Microsoft is updating a number of its IT infrastructure and development tools to work more seamlessly with its Azure hosted cloud services, including Windows Server, System Center, Visual Studio and SQL Server.
"You can think of all these products as being Azure-powered. We're bringing the experience, code and design from Azure to our on-premise products," said Brad Anderson, who is Microsoft's corporate vice president of Windows Server and System Center.
At the Microsoft TechEd conference this week in New Orleans, Anderson will announce the pending releases of Windows Server 2012 R2, System Center 2012 R2, Visual Studio 2013 and SQL Server 2014, as well as an update of Microsoft's Intune computer management service. Each of these products will be available in preview form later this month, and all will be available as commercial releases by the end of the year, except for SQL Server 2014, which will be released early in 2014.
All these releases share a familiar theme: They all work with Azure, or Azure-like cloud services from Microsoft partners, streamlining the process for organizations to shift their workloads between their own data centers and cloud services. Using these latest releases, organizations can back up their in-house Windows Server applications or SQL Server databases in Azure. Or they could use Azure for failover operations, where the cloud service could take over operations should the primary data-center servers fail for some reason, Anderson said in an interview before the conference opened.

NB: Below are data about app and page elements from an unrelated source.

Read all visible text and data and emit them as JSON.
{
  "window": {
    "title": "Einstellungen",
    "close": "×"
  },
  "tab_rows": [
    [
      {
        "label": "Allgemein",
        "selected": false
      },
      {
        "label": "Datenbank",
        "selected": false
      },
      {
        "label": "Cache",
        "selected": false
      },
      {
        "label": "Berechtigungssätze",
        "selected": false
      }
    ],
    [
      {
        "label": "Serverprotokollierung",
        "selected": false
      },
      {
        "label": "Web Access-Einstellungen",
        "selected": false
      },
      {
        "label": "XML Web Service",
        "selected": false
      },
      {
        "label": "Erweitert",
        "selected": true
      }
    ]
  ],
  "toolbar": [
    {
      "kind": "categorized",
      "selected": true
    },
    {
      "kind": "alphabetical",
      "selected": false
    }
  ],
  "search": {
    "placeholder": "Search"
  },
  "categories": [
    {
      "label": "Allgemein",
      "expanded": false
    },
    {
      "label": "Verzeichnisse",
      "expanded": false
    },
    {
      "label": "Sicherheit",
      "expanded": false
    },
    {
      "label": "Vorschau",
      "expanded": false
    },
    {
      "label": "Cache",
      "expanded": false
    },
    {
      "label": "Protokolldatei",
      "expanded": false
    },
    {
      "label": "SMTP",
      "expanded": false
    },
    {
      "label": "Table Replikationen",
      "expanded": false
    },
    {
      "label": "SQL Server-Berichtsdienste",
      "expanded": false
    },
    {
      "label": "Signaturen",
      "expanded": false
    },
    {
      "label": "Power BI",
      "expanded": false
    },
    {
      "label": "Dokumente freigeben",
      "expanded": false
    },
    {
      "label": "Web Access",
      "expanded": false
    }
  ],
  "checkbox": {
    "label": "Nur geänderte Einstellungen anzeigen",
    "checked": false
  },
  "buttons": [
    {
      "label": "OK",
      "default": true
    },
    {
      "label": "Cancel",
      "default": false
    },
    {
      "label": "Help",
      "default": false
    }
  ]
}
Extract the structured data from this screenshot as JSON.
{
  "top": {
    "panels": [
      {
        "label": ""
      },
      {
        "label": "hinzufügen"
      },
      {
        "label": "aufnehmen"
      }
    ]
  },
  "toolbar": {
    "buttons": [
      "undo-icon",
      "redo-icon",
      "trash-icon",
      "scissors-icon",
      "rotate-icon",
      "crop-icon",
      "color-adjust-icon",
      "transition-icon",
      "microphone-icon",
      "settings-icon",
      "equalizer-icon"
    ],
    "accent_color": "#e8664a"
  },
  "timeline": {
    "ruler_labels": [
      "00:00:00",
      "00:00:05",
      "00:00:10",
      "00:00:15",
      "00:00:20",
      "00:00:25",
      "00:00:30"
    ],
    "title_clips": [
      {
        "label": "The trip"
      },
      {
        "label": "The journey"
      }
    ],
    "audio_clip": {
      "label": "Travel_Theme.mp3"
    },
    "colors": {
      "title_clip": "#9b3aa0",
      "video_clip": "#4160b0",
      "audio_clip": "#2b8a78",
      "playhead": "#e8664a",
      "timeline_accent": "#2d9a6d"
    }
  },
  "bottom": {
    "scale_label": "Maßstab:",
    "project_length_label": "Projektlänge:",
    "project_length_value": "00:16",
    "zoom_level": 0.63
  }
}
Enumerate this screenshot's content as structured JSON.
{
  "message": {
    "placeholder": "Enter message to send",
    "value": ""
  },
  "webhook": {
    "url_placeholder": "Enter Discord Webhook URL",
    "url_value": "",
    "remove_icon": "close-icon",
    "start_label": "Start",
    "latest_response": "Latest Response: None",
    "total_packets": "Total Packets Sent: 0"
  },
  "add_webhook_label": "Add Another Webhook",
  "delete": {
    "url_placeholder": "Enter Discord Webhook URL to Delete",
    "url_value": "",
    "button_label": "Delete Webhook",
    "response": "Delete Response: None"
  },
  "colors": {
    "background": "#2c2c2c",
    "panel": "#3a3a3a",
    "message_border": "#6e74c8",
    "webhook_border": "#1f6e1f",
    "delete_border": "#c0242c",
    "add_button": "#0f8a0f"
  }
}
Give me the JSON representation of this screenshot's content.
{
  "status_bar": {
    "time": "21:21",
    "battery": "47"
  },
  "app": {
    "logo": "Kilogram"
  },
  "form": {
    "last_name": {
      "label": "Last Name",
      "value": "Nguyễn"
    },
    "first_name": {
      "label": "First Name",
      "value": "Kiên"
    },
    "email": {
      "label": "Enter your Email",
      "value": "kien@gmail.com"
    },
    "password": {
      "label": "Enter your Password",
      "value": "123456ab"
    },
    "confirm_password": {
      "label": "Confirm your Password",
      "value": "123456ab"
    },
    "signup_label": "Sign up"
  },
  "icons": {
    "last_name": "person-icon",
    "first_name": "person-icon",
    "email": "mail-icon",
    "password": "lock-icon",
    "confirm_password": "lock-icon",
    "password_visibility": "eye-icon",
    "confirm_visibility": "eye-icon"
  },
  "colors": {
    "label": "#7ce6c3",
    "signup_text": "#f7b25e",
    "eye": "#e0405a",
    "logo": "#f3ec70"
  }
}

"We have focused on enabling organizations to embrace the hybrid cloud, breaking down the barriers to seamlessly stretch your data center out to a service provider, or out to Azure," Anderson said. "Rather than purchasing licenses from other vendors, you can now take advantage of what is in SQL Server and Windows Server to get these capabilities, which are covered in your existing licenses."
The Windows Server 2012 R2 update will provide capabilities to copy applications and data on the server to Microsoft Azure, or to other service providers' Azure implementations. The OS will also facilitate a way to replicate Hyper-V virtual machines on Azure. Also helping with cloud deployments is Windows Server 2012 R2's new capabilities in storage tiering, which allows administrators to establish different levels of storage. This feature could be handy in using storage more cost-effectively, by providing an easy way to store the most essential data on the fastest storage devices, while squirrelling away the less consulted data on less expensive disks.
Microsoft is also updating its System Center IT management software for Azure use. The new version will allow organizations to establish policies for running Windows Server and Hyper-V virtual machines both in the cloud and on premises. Organizations can use the software to set their policies for backing up and conducting failover operations on large numbers of servers.
Sign up for MIS Asia eNewsletters.